Reuters – “Yahoo email accounts of some journalists and activists whose work relates to China were compromised in an attack discovered this week, days after Google announced it would move its Chinese-language search services out of China due to censorship concerns. Several journalists in China and Taiwan found they were unable to access their accounts beginning March 25, among them Kathleen McLaughlin, a freelance journalist in Beijing. Her access was restored on Wednesday, she told Reuters.”
USA Today – “The professor sounds upset, the tour guide says she doesn’t care, and the taxi driver swears it’s a coverup. Google’s decision this week to close its self-censored Internet search service in mainland China was provoking diverse reactions here Thursday.”
Bloomberg – “Google Inc. said it’s still providing censored search services for some partners in China, after announcing this week it would begin offering unfiltered results in the country.
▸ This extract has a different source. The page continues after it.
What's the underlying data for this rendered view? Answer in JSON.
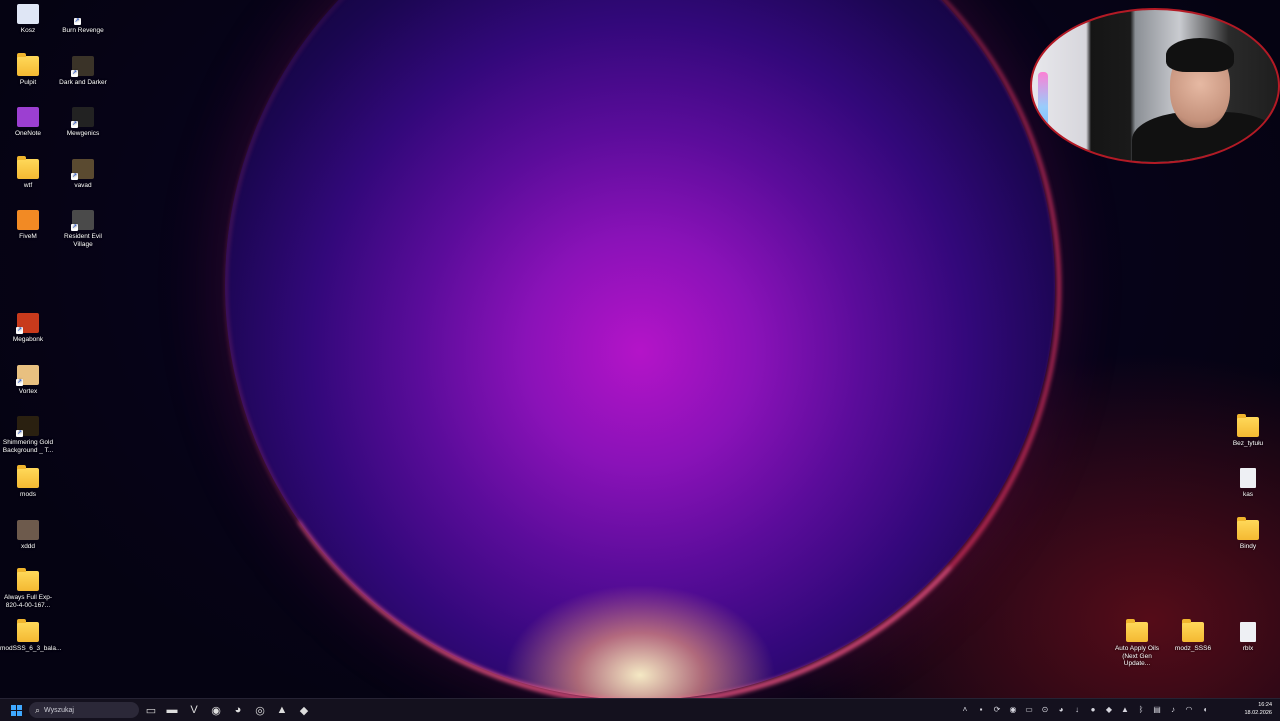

The company needs to fulfill “existing contractual obligations as we believe it’s the responsible thing to do,” Jessica Powell, a Tokyo-based spokeswoman, said in an e-mail today. Google will phase out censored services for partners “over time,” she said.
Reuters – “Google Inc moved its China Internet search service to Hong Kong in a bid to resolve its dispute with Beijing over censored search results while keeping a foot in the world’s largest Internet market.”
Reuters – “China’s state-run Xinhua news agency launched a new broadside against Google Inc on Monday, saying in an angry commentary that the company had reneged on promises to abide by Chinese law. Speculation is swirling that Google will soon announce a decision to pull out of China, or at least shut down its Chinese search engine.”